## Work request
Search the data below, and report every line in which "files" occurs.

## Data to use
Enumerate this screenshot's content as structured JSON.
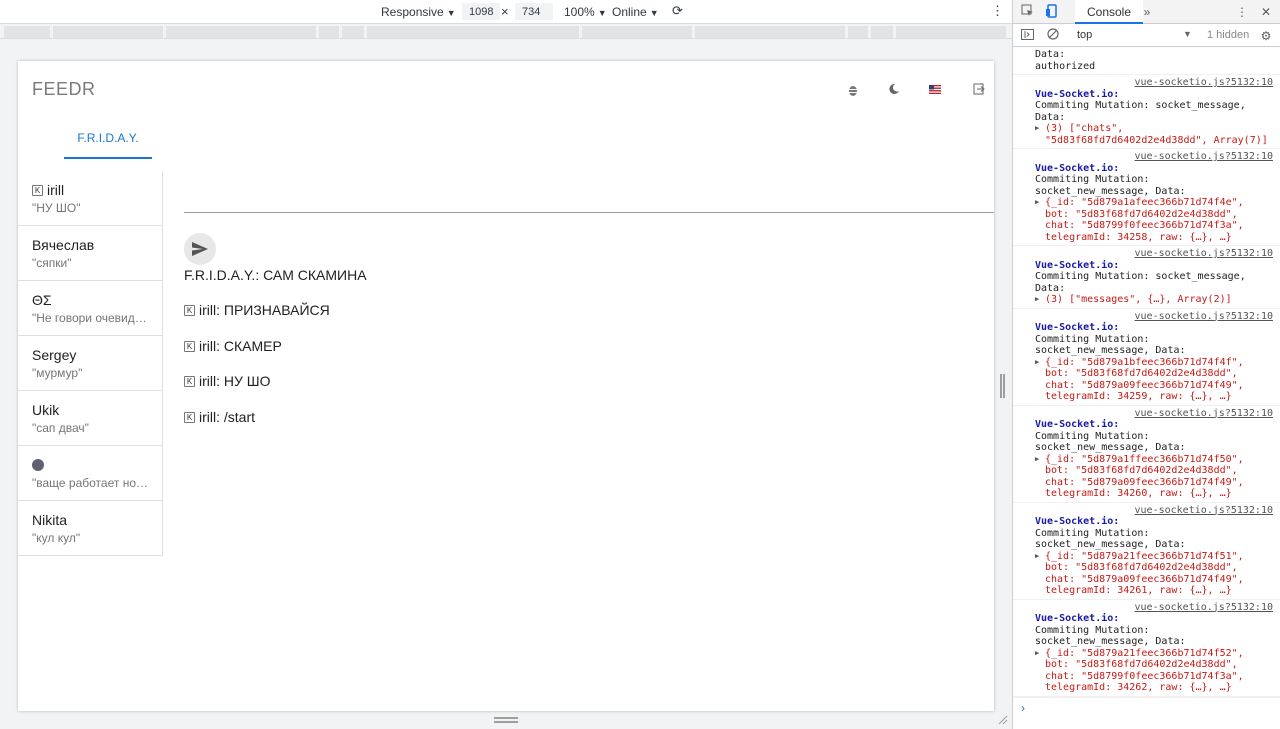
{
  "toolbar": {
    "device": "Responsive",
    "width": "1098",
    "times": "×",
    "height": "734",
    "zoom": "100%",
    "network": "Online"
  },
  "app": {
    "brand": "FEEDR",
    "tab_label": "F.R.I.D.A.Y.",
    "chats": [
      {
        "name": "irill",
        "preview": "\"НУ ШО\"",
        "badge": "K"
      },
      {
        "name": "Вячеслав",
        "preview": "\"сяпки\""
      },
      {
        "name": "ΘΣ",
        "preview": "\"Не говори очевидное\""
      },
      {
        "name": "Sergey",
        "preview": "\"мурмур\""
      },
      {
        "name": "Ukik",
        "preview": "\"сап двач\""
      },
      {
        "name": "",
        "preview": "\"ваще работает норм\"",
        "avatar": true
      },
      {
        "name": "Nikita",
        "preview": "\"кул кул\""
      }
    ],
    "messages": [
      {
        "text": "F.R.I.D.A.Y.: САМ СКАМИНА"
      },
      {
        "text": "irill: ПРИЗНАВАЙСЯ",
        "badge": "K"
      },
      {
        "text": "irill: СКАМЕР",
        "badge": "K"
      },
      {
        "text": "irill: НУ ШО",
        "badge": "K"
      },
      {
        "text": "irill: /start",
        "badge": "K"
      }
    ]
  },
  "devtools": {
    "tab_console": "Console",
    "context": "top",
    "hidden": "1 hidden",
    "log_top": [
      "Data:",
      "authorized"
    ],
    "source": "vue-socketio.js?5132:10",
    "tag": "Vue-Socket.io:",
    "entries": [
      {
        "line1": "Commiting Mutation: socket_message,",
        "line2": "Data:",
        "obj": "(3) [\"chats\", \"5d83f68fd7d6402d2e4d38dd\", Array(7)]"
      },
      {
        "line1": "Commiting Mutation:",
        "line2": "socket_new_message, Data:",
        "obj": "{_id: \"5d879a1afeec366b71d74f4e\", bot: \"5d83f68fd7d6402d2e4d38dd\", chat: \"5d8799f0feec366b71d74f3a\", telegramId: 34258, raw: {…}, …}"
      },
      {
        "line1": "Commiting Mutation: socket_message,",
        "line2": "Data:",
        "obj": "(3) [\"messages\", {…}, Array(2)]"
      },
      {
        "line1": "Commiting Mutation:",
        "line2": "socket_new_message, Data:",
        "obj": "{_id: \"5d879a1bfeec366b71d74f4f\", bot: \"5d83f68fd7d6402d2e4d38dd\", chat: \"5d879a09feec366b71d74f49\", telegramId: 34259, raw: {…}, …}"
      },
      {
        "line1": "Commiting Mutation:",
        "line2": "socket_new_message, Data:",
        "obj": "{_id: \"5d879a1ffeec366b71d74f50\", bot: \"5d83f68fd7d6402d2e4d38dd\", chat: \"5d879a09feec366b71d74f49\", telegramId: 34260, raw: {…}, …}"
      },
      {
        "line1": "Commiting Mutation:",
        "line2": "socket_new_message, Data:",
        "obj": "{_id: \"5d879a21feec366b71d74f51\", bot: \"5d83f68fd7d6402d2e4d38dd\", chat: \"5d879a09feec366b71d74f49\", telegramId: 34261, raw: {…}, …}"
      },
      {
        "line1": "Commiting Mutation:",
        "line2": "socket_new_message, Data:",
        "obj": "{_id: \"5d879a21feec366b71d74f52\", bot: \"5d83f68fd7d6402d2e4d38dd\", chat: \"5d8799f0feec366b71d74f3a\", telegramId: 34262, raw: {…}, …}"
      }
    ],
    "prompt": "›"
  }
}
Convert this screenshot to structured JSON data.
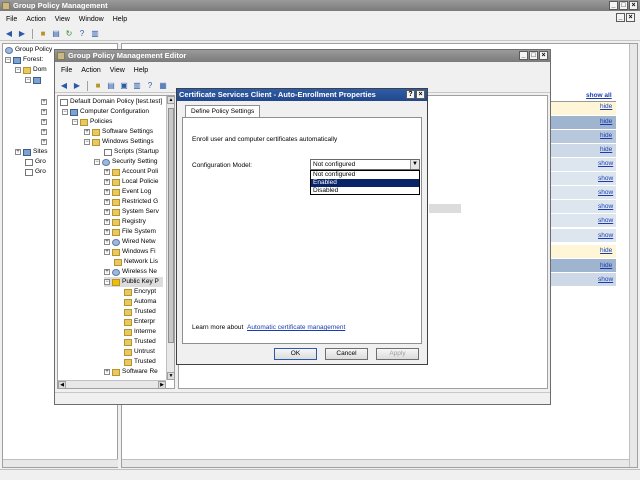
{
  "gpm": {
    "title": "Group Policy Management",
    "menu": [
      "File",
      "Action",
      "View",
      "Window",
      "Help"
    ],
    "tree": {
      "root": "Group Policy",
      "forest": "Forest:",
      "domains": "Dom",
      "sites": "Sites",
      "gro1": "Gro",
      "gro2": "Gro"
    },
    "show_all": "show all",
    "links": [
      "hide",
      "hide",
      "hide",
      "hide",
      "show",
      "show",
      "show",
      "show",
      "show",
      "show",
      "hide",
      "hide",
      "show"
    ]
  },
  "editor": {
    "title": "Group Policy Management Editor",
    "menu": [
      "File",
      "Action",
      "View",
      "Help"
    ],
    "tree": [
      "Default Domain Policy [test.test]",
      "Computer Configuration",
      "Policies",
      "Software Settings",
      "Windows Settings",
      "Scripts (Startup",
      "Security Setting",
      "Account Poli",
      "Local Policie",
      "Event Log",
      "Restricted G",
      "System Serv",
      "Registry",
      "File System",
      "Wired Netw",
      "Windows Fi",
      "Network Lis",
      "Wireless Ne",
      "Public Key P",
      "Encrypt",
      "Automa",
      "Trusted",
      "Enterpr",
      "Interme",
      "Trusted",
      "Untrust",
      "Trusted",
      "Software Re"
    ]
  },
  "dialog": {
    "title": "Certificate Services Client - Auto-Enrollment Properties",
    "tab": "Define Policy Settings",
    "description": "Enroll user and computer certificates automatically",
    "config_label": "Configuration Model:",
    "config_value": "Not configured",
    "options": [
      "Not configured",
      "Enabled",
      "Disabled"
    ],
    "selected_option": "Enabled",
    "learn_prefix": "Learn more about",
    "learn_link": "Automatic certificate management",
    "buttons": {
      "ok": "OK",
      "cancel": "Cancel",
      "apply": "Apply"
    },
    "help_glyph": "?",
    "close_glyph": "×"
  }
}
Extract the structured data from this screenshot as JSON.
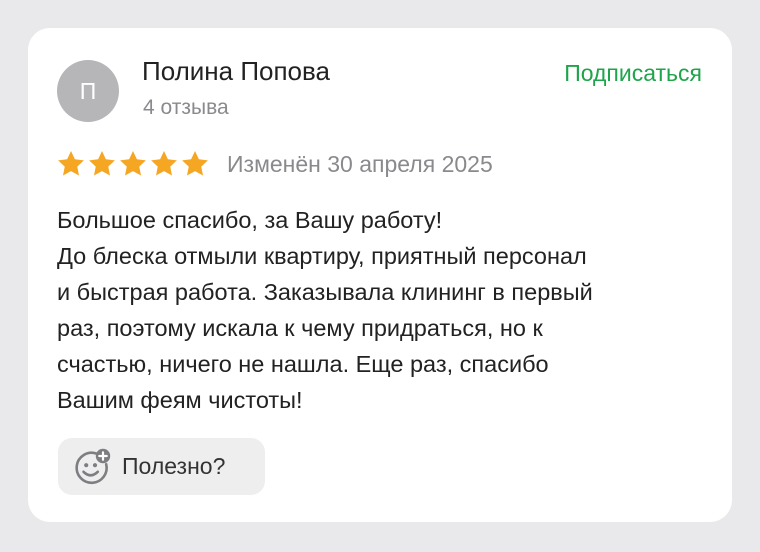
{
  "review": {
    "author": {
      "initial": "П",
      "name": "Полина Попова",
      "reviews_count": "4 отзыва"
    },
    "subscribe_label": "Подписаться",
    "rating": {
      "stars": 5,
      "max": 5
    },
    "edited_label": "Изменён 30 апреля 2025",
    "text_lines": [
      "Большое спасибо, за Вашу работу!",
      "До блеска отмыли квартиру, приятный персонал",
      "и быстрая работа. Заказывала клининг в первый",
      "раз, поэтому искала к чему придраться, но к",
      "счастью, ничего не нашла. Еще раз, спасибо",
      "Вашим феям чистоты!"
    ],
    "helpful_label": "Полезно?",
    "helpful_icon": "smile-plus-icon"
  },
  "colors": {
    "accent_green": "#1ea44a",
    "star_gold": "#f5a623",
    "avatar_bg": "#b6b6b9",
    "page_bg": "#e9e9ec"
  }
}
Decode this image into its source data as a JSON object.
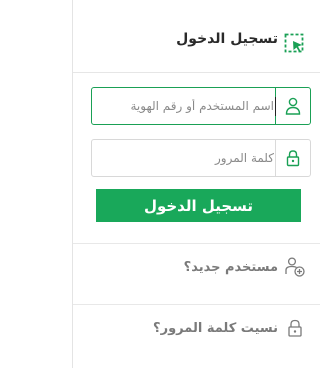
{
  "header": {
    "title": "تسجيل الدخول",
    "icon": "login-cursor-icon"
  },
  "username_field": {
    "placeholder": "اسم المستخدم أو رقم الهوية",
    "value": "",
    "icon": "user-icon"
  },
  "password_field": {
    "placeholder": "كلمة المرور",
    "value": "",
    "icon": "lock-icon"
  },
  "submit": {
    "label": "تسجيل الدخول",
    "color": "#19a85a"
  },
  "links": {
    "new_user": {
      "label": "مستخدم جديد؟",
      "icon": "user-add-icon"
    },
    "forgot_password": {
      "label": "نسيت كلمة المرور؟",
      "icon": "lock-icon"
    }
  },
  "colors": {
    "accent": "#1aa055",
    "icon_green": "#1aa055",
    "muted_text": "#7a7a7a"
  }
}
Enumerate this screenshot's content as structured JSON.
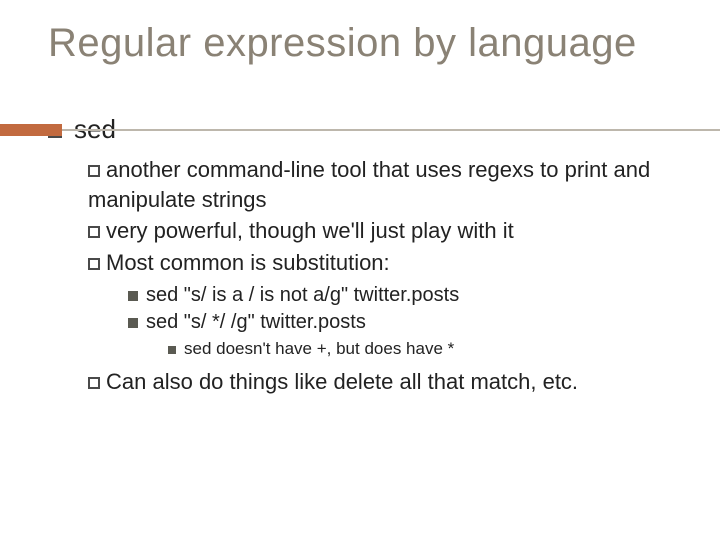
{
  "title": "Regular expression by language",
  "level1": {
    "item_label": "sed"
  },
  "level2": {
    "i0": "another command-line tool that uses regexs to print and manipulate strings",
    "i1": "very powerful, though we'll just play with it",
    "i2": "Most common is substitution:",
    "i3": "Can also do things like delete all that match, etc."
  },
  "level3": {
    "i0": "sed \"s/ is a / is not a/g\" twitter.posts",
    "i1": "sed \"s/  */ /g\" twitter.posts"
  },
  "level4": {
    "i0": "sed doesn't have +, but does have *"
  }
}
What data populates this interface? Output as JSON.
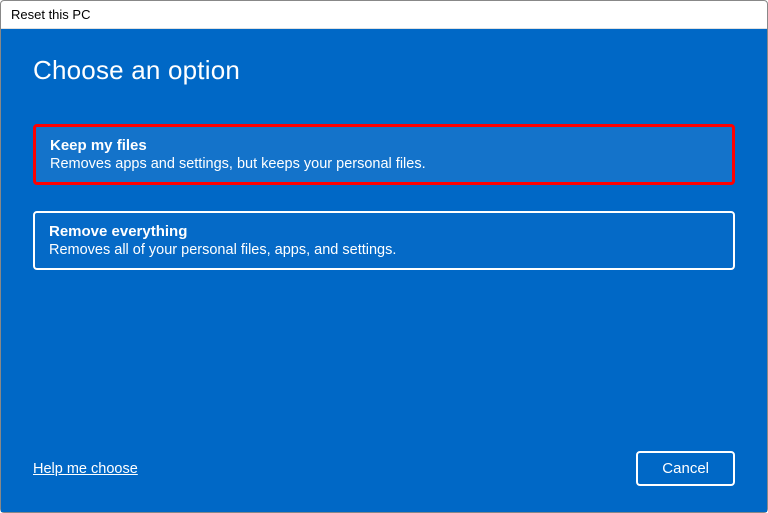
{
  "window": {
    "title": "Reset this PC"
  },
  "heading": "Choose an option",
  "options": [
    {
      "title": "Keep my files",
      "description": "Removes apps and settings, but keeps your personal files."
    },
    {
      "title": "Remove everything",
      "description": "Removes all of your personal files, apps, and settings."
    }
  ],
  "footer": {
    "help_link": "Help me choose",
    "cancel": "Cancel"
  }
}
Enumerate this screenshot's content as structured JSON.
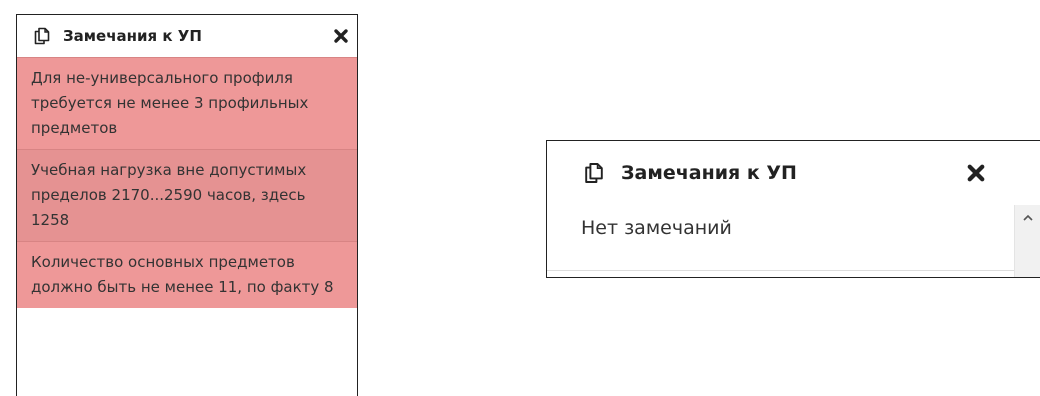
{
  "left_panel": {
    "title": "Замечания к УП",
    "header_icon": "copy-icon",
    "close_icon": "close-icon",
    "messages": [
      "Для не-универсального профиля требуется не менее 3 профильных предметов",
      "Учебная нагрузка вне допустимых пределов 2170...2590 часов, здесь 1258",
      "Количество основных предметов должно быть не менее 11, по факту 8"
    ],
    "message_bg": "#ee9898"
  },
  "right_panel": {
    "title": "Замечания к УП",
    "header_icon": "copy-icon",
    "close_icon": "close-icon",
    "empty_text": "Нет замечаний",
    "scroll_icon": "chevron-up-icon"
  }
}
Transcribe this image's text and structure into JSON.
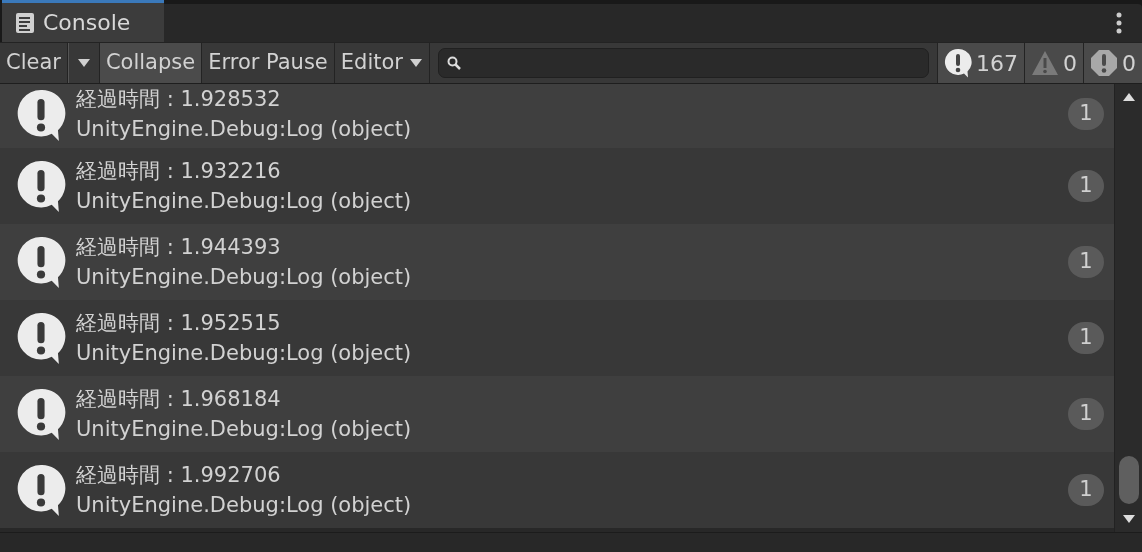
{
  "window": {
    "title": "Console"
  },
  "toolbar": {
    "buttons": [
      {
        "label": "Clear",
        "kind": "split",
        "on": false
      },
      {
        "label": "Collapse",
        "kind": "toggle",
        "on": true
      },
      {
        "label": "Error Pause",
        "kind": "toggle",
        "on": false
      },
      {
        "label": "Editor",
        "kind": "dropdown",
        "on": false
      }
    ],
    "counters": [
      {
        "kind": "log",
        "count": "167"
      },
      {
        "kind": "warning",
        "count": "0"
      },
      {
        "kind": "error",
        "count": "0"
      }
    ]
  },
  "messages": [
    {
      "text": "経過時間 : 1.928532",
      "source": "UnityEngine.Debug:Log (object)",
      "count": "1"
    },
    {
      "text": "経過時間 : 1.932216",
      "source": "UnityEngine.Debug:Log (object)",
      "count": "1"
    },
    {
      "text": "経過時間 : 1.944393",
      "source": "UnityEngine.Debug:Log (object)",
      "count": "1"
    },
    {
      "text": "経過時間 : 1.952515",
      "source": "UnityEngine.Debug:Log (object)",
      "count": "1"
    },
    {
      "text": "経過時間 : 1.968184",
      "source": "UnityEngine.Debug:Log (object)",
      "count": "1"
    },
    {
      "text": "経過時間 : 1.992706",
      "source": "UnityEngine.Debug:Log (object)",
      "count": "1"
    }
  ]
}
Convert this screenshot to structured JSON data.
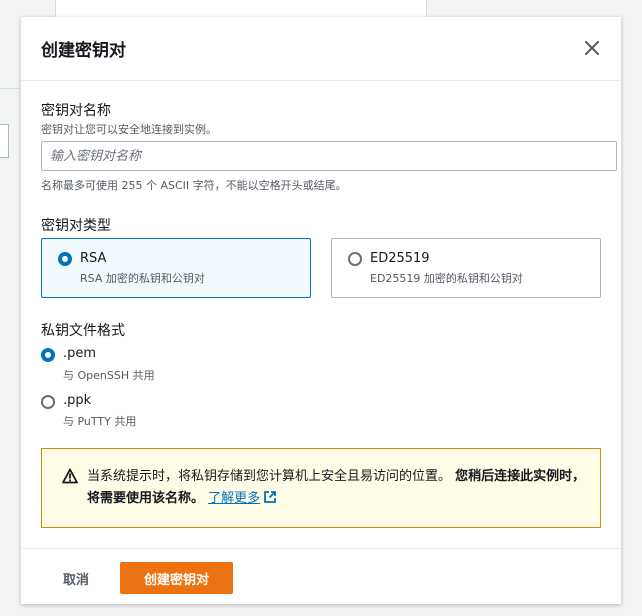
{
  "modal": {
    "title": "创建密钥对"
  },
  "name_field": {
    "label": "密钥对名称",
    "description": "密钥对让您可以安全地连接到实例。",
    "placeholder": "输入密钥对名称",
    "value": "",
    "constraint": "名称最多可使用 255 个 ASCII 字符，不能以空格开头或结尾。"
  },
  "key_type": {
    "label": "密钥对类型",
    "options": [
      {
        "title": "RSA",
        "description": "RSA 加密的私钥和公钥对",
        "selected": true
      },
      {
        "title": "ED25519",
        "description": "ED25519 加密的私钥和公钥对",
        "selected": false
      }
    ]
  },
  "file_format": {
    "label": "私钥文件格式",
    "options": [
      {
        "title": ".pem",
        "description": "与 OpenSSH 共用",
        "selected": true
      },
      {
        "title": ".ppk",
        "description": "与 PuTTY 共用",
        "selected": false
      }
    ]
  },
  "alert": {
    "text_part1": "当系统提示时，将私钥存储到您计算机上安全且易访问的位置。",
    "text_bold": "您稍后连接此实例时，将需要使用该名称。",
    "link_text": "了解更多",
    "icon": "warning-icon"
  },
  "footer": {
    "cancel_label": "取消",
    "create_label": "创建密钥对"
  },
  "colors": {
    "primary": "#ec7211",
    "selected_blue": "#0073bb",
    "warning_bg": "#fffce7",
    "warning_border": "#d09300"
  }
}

## Task result
      "title": "Keep my files",
      "description": "Removes apps and settings, but keeps your personal files."
      "description": "Removes all of your personal files, apps, and settings."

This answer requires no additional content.